(PROBLEM DETAILS) Only a number is expected here: the count of lines in the data that contain "title".

(Dataset entries)

<<<<

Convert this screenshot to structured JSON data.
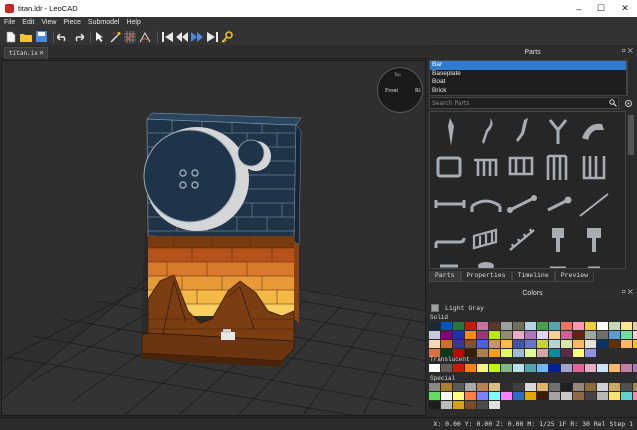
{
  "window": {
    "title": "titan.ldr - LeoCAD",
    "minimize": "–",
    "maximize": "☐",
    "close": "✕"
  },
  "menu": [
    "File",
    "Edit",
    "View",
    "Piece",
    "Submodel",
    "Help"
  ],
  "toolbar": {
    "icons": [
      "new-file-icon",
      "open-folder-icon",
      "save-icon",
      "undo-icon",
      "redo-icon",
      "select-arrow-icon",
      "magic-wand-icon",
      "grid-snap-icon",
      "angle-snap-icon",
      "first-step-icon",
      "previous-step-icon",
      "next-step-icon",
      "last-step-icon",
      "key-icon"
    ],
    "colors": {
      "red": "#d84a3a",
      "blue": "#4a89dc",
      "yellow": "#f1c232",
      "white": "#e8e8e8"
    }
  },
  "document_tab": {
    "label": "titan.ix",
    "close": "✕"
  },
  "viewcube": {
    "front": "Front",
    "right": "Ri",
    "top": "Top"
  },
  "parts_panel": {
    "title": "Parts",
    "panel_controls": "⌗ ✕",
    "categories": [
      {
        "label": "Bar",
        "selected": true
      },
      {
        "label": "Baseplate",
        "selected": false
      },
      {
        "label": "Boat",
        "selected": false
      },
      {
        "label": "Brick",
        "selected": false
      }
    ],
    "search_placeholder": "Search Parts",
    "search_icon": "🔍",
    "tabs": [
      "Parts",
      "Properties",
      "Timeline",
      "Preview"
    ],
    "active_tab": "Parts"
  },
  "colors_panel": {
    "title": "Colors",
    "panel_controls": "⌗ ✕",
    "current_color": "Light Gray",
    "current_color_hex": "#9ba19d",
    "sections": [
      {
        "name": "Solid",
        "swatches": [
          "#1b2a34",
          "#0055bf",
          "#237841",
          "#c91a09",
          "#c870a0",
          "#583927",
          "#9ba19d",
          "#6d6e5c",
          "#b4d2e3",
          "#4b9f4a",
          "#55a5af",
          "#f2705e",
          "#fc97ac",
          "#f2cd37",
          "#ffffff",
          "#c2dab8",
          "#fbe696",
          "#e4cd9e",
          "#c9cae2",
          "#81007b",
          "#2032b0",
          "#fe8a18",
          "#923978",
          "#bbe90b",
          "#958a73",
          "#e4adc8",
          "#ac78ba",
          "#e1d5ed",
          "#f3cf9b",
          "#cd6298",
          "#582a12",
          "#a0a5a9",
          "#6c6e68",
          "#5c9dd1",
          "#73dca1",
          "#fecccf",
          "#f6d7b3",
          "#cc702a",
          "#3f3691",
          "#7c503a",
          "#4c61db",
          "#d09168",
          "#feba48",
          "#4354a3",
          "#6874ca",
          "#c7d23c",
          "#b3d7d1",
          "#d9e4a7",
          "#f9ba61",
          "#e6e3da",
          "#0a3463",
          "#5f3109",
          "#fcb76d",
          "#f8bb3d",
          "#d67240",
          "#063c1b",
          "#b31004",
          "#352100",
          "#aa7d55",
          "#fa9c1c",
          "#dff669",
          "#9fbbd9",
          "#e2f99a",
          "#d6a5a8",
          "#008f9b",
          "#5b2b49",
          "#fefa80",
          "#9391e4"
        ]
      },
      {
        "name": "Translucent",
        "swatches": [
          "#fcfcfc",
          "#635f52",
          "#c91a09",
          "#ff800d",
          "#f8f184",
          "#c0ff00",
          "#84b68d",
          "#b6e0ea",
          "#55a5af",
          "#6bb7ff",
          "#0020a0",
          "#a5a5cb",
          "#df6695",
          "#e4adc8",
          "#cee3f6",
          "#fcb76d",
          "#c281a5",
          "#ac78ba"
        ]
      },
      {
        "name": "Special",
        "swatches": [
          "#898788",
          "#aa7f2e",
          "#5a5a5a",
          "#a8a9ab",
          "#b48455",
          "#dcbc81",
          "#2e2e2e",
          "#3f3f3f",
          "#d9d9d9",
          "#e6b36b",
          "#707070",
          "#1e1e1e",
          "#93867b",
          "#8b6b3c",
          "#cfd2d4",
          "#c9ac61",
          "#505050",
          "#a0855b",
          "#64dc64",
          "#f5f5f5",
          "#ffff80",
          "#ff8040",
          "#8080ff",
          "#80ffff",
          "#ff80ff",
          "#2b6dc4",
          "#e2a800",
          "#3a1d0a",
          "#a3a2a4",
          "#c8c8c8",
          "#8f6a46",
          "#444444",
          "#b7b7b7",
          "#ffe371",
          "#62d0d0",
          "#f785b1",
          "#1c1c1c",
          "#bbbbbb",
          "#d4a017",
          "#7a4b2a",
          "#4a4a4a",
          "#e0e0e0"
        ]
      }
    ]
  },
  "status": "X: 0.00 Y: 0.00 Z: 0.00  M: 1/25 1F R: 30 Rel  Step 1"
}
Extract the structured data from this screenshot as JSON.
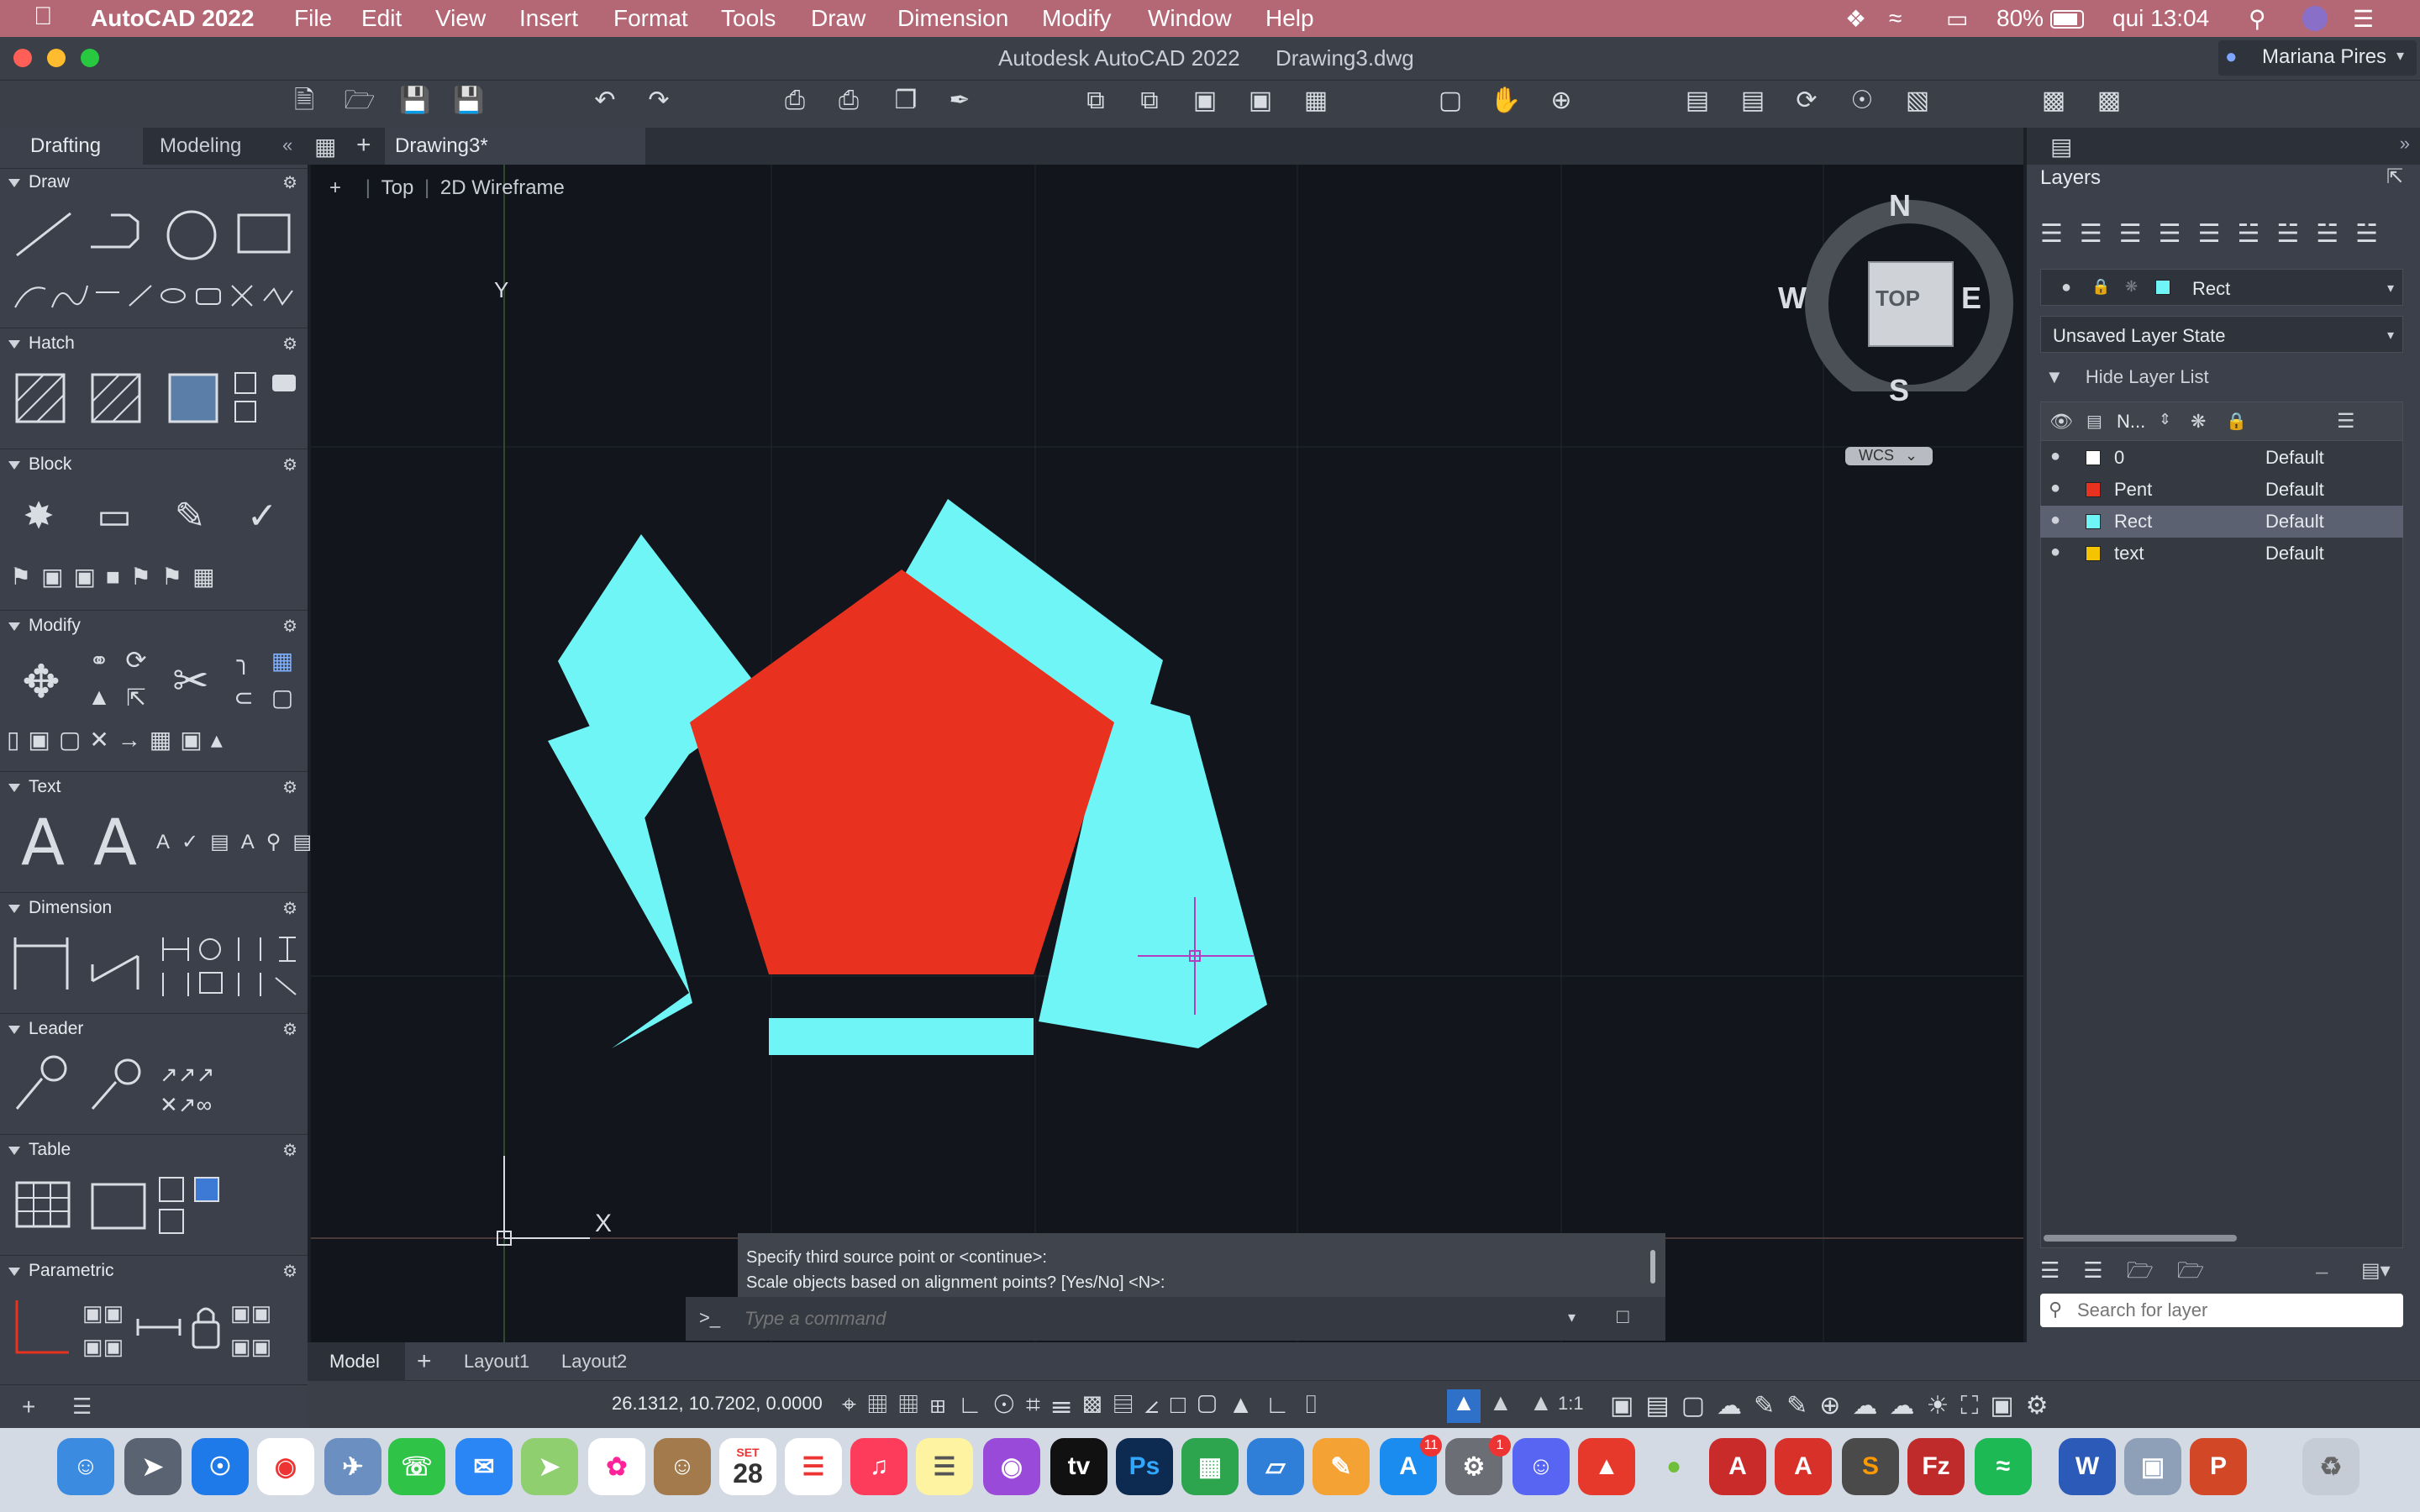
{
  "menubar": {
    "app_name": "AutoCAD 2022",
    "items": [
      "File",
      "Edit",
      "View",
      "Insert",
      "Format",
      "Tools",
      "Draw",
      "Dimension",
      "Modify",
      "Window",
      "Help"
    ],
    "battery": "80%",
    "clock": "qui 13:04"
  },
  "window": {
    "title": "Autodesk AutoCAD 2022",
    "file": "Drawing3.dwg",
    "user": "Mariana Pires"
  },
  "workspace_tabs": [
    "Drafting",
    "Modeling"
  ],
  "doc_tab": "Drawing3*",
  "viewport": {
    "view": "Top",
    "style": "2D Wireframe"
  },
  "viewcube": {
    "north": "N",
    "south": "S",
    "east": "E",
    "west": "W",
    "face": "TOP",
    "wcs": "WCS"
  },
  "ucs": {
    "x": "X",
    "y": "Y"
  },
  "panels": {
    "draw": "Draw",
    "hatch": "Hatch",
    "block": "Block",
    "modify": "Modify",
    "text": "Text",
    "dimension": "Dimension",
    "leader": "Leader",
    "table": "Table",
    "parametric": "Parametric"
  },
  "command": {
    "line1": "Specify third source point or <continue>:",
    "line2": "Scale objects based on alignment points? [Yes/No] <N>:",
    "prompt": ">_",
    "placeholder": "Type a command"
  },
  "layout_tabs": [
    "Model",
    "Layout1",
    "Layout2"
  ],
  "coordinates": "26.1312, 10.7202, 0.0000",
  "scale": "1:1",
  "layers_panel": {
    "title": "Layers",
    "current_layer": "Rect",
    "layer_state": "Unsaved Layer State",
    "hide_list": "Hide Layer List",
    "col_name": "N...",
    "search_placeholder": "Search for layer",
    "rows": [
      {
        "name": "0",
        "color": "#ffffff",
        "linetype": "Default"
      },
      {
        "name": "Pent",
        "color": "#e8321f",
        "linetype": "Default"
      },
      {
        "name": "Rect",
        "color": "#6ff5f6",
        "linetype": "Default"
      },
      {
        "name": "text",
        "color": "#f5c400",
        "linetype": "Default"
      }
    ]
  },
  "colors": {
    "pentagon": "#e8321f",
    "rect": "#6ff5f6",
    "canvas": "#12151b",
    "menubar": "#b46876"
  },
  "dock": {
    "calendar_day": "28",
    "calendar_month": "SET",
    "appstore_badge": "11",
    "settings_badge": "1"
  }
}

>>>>

(SOLUTION TO THE PROBLEM) 5